A majority of victims who fell for these scams said that it started with an advertisement or solicitation posted on social media, usually Instagram, Facebook, or LinkedIn. Dating sites are sometimes used, as well. Curious investors are directed toward elaborate and official-looking online crypto platforms that appear to have thousands of active investors. Many of these platforms include extensive study materials and tutorials on cryptocurrency investing. New users are strongly encouraged to team up with more seasoned investors on the platform and to make only small investments that they can afford to lose.

According to the Federal Trade Commission (FTC), Americans have lost over $1 billion to crypto-related scams since January 2021, and a little over half of the money lost—or $575 million—has gone to investment scams like pig butchering.

NCUA Phishing Scam

Another scam email falsely states that the member’s account is suspended due to new security measures all federal credit unions are required to have. It then asks the member to call a given telephone number to reactivate the account.  

A fraudulent e-mail seeking credit card information (known as 'phishing fraud') has been circulating nationwide since 2 p.m. EST today. This fraudulent phishing email appears to be from NCUA and contains a link purportedly to obtain a subscription for the NCUA Express Subscription service. When that link is used, the recipient is directed to a 'clone' of the NCUA Express Service site that seeks credit card information from those to whom the phish was sent. If you receive such an email, please ignore it, as it is fraudulent. The NCUA does NOT charge for the Express Subscription service and does NOT solicit credit card information over the Internet. If you have questions or comments, please contact the NCUA Fraud Hotline at 800-827-9650 or, during off-duty hours, at 703-728-0700.

Vishing Scam

Vishing operates like phishing by persuading consumers to divulge their Personally Identifiable Information (PII), claiming their account was suspended, deactivated, or terminated. Recipients are directed to contact their credit union or bank via the telephone number provided in the text message, e-mail or by an automated recording. Upon calling the telephone number, the recipient is greeted with 'Welcome to the bank of ...' and then requested to enter their card number in order to resolve a pending security issue. These scams can seem very real because they often contain warnings about not divulging your personal information, which may make a potential target feel the company calling is legitimate. A PTOFCU member was recently targeted by a vishing scam on their cell phone. The text message said 'This is an automated message. Your ATM Card has been suspended. To reactivate call ...'.

Phishing Scam

Perpetrators are attempting to obtain credit card and debit card information using an automated telephone service. The system indicates that the cardholder's card has been placed on a hold status and that in order to activate the card, the cardholder must call a toll-free 866-number and enter the cards 16-digit card number.

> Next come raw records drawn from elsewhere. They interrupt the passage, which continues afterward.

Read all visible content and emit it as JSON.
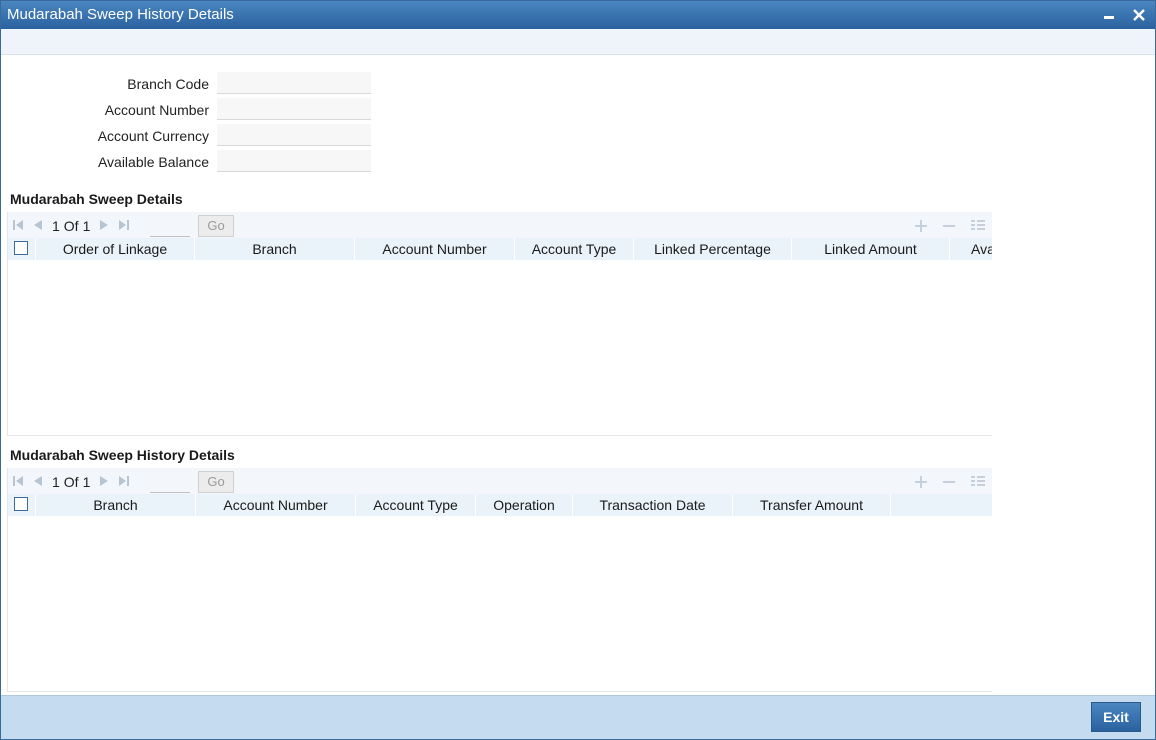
{
  "window": {
    "title": "Mudarabah Sweep History Details"
  },
  "form": {
    "fields": [
      {
        "label": "Branch Code",
        "value": ""
      },
      {
        "label": "Account Number",
        "value": ""
      },
      {
        "label": "Account Currency",
        "value": ""
      },
      {
        "label": "Available Balance",
        "value": ""
      }
    ]
  },
  "sweep_details": {
    "title": "Mudarabah Sweep Details",
    "pager": {
      "current": "1",
      "of_label": "Of",
      "total": "1",
      "go_label": "Go"
    },
    "columns": [
      "Order of Linkage",
      "Branch",
      "Account Number",
      "Account Type",
      "Linked Percentage",
      "Linked Amount",
      "Ava"
    ],
    "rows": []
  },
  "history_details": {
    "title": "Mudarabah Sweep History Details",
    "pager": {
      "current": "1",
      "of_label": "Of",
      "total": "1",
      "go_label": "Go"
    },
    "columns": [
      "Branch",
      "Account Number",
      "Account Type",
      "Operation",
      "Transaction Date",
      "Transfer Amount"
    ],
    "rows": []
  },
  "footer": {
    "exit_label": "Exit"
  },
  "icons": {
    "minimize": "minimize-icon",
    "close": "close-icon",
    "first": "first-page-icon",
    "prev": "prev-page-icon",
    "next": "next-page-icon",
    "last": "last-page-icon",
    "add": "add-row-icon",
    "delete": "delete-row-icon",
    "list": "list-view-icon"
  },
  "colors": {
    "titlebar": "#2a62a0",
    "header_bg": "#eaf2fa",
    "footer_bg": "#c5dbf0"
  }
}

If you receive an email that is purported to be from the CO-OP Network asking for your personal information, please note that the email was fraudulent as CO-OP Network never contacts credit union members directly and never requests personal account information. The email should be considered a deceitful attempt to obtain cardholder information to commit fraudulent activity against your accounts.

What should you do if you suspect vishing or phishing?

Instead of calling the number listed, call the credit union, bank, or the number on the back of your ATM, check card, or credit card. The status of your account can be safely verified. The main thing to remember is never to call the number listed on any potential vishing or phishing scams.